Menander (“Menandros”) has been called the last of the great Greek comedians from antiquity, a sign of the declining tastes of the Athenian people. He carries the torch of Aristophanean comedy (“Old Comedy”), even though Aristophanes focuses primarily on satirizing heroes and political leaders, while so-called “New Comedy” satirized the ordinary and everyday issues of Greek citizens. Menander fell into this latter category.
For a great deal of time, nothing but scraps and fragments survived of Menander’s plays. Then in the 20th century, scraps of papyrii were unearthed in Egypt, allowing for a mostly full translation of Dyscolus (“The Grouch” or “The Misanthrope”). It is the only play to have emerged from the ashes of antiquity representing all “New Comedy.”

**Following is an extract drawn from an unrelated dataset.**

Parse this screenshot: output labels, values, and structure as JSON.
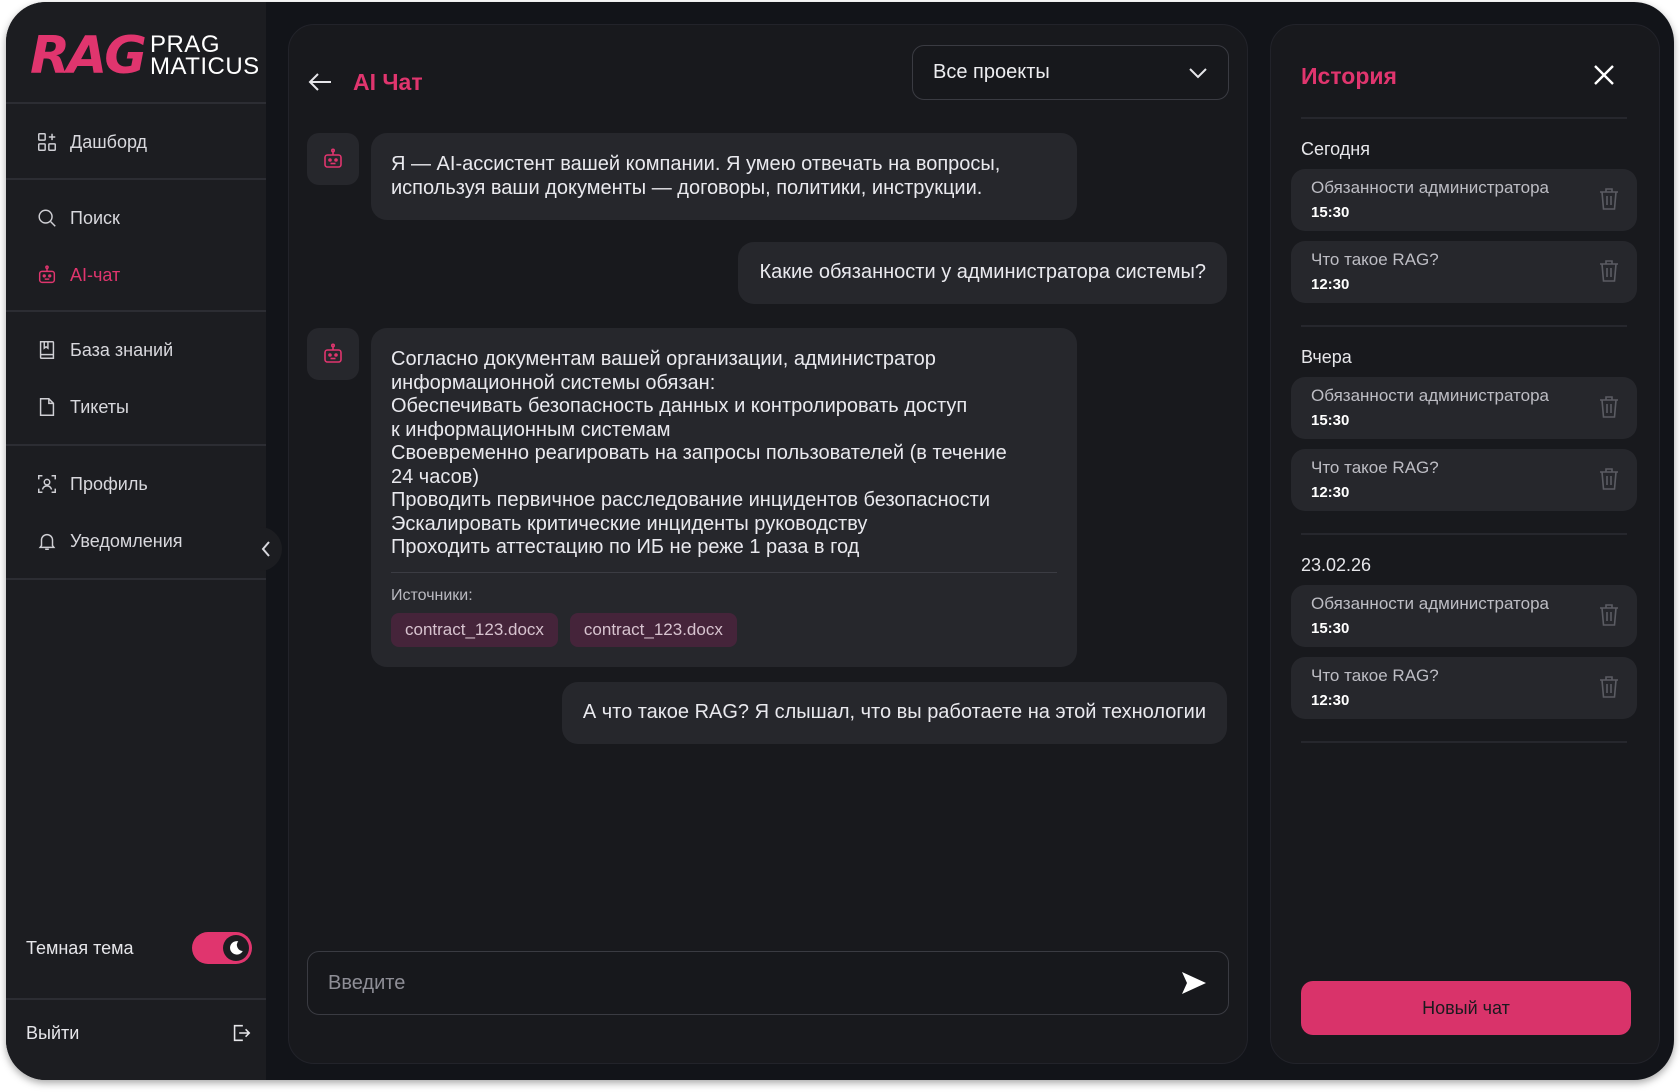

Menander was one of the most immensely popular comedy writers in antiquity, winning first prize at the Lenaia no less than eight times (we do not possess an account of his victories at the more prestigious Dionysia). Ptolemy I was his patron, a general of Alexander the Great who later became the famous ruler of Egypt. Legend has it that Menander died while swimming in the water off the coast of the Piraeus in Athens.
He was an admirer of Euripides, and though his comedy was influenced by Aristophanes, the so-called “New Comedy” was far more tame, and less daring than Aristophanes’s abject political satires.
Dyskolos (“The Grouch” or “Misanthrope” or “Difficult Man”) was first performed in 317 BC. It is a play told in five acts. I recently read the George Theodoridis translation. It takes place in Phyle, in the deme of Attica, the capital of which is Athens -the rural deme with a road between the farms and the city of Athens. The play is introduced by Pan, the wild rustic god of the farmlands and Arcadia in antiquity. The “grouch” is a farmer named Knemon. He is a miserable person, and his wife (a widow) can bear it no longer so she packs up and moves to Gorgias’s nearby farm. The crux of the story concerns a romance between Knemon’s daughter and a foreigner from the city: Knemon lives with his noble daughter, who falls in love with a city-slicker, Sostratos, who passes through the farm country one day. Knemon chases Sostratos away from his farm because he is a grouch. Gorgias, Knemon’s nearby farmer, finds out about the ordeal and he confronts Knemon. Gorgias then reveals to Sostratos that Knemon will only favor someone who looks and acts exactly like him, so Sostratos dons a farmers sheepskin and starts working on Gorgias’s farm. He eventually arranges a wedding between himself and Knemon’s daughter, along with his own sister and his new friend Gorgias -a double wedding, In the end, the group torments Knemon until he finally participates in the wedding celebration.
I took note of the immensely different character of Dyskolos from the overtly political plays of Aristophanes. Menander’s sole surviving play is innocent, dealing primarily with the character study of a grumpy, rural, old farmer named Dyskolos (the comic foil) and his reluctance to honor his daughter’s marriage to the spontaneous, urban, lover named Sostratos. It is a harmless comedy that acknowledges certain truths in marriage and age, as well as natural tensions between urban and rural denizens.
For this reading I used the late Maurice Balme’s translation.